Edmund Lee talks to the Hong Kong-based artist duo about their AAA project, Atlas of Asia Art Archive.
It’s only logical that MAP Office, the Hong Kong-based artist duo of Laurent Gutierrez and Valérie Portefaix, is tasked with mapping the collection of Asia Art Archive on an ‘atlas’. As a conclusion to their residency at the archive – and in line with their ongoing enquiry into the idea of territories – the artists have come up with an installation, Atlas of Asia Art Archive, which designates 111 ‘destinations’ in the archive’s collection. It is, in the words of Portefaix, functioning ‘like those travelling brochures you find in a motel to guide you in a very complex region’. The project will soon be supplemented by a website, on which readers can navigate the atlas in an interactive way, as well as a lecture and performance programme next month, for which a roster of Hong Kong and regional artists have been invited to take part in a dialogue. The exhibit will then travel to Brisbane, Australia, and be presented at the Asia Pacific Triennial of Contemporary Art. Gutierrez and Portefaix speak to Time Out at AAA.
What was the topic that you set out to investigate with this project?
LG: The material [has been] here within the archive [from the beginning]. By understanding the logic of the archive, we came to the conclusion that its centre of gravity is [the subject of] artistic production. Our residency would address and put the artistic production in its centre. That was our preliminary statement. We selected projects that exist within the archive and that address issues of territories, documenting them one by one, and only after that we started to establish relationships and see the commonalities between different artists.
How did you pick the 111 artists represented in this exhibit?
VP: We very simply started to look all around us, starting with Ni Haifeng’s [exhibition monograph] No-Man’s-Land… [laughs] because it has [an] eye-catching spine. When you’re right here, [you wonder] where to start. There are thousands of books.
Did you spend hours and hours going through all of them?
LG: Yes. [Both laugh]

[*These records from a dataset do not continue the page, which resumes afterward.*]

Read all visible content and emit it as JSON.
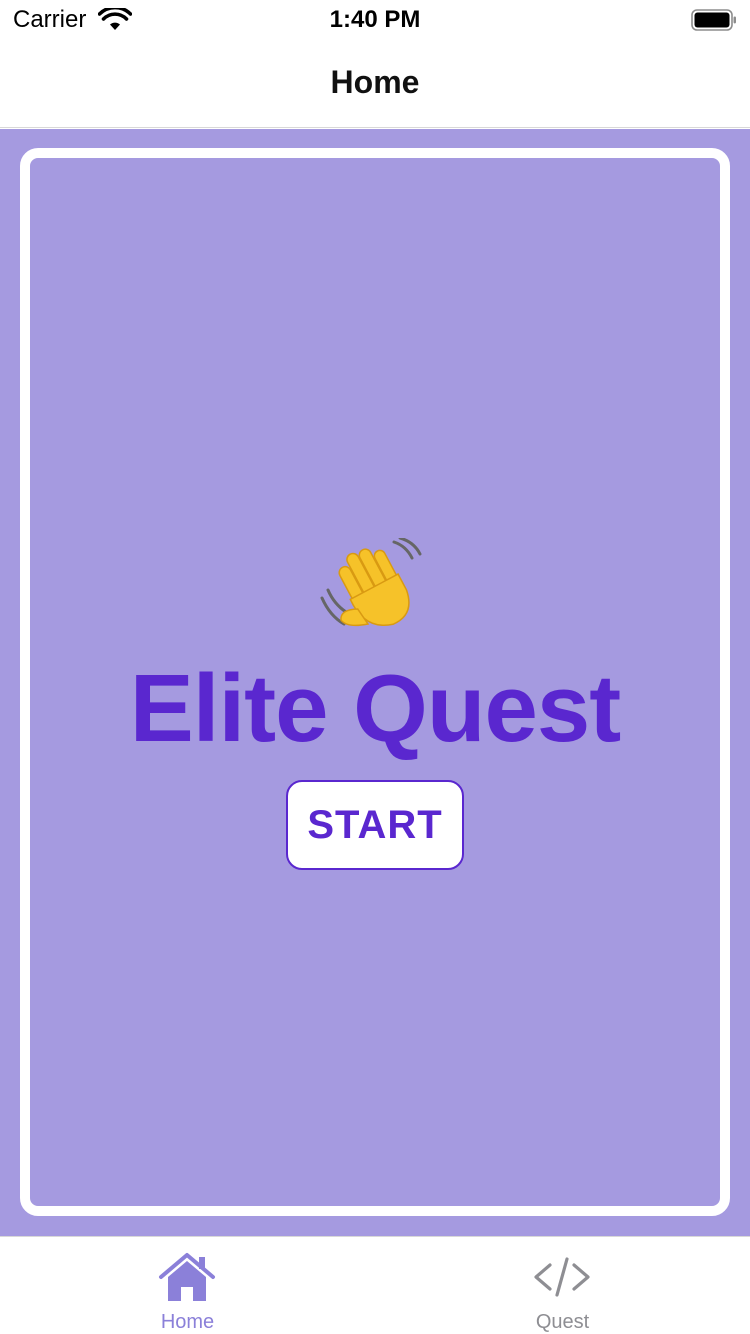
{
  "status_bar": {
    "carrier": "Carrier",
    "time": "1:40 PM",
    "wifi_icon": "wifi-icon",
    "battery_icon": "battery-icon"
  },
  "nav": {
    "title": "Home"
  },
  "main": {
    "emoji": "waving-hand-icon",
    "title": "Elite Quest",
    "start_button_label": "START"
  },
  "tabs": [
    {
      "label": "Home",
      "icon": "house-icon",
      "selected": true
    },
    {
      "label": "Quest",
      "icon": "code-brackets-icon",
      "selected": false
    }
  ],
  "colors": {
    "background": "#a59ae0",
    "accent": "#5a27cf",
    "tab_selected": "#8b80d9",
    "tab_unselected": "#8e8e93"
  }
}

VP: We spent four months going through all the books. We first looked for artists working with territories as a basis of their work and then, because many artists [who are] working with territories work on many territories, we started to think which is the one [territory] representing something important in [each artist’s] career. Like for Cai Guo Qiang, we picked this place in Japan called Iwaki where, at some point, he emigrated [to] from China and started to observe the trade between China and America, working with Pan-Pacific ideas; and like Ni Haifeng again, who’s rethinking trade systems as a Chinese immigrant in Europe. All those moves [by the artists] are very much influencing the vision of Asia and making it more organic.
In the work of MAP Office, the concept of territories is not just a geographical one but much wider. Can you elaborate on that?
LG: It started with a geographical concept – I mean, there’s a geographical concept even in the title of this institution [Asia Art Archive] – but you’re right that it doesn’t remain only that. We’re questioning the idea of cultural production; the best way to learn is to expose oneself to another culture. The atlas is the first element to help travellers to go to another place and learn. I mean, it’s not only the geography of the physical space but it’s also the human geography and a kind of cultural geography. One additional thing is: for every territory [in our project] we rewrite and reinvent them; [with that] we’re addressing ideas of poetics and of narrative – beyond geography itself.
What’s the significance of this mix of fact and fiction for your project?
VP: First, our research is non-scientific – we’re not defining what Asia is. And we chose not to show any images of those territories; we’re using the basis of the archive – the text books. We were discussing with many friends about this and they said: “If you know about the project of Cao Fei’s RMB City and you read the text [in our exhibit], you’ll have this image of RMB City in your mind; but if you don’t know the project, basically you’re building up another image, which is not something Cao Fei developed.” We somehow relate that to, for example, Italo Calvino’s Invisible Cities: when you read [the text], you have all those images of [different imaginary] cities that come into your mind. So I think that’s the way each territory in the [project] brochure is ‘refictionalised’.
MAP Office’s installation Atlas of Asia Art Archive is at Asia Art Archive until Oct 20. The corresponding conversation and performance programme, Performing the Archipelago, is at Spring Workshop Oct 12 & 13. For updates, visit aaa.org.hk.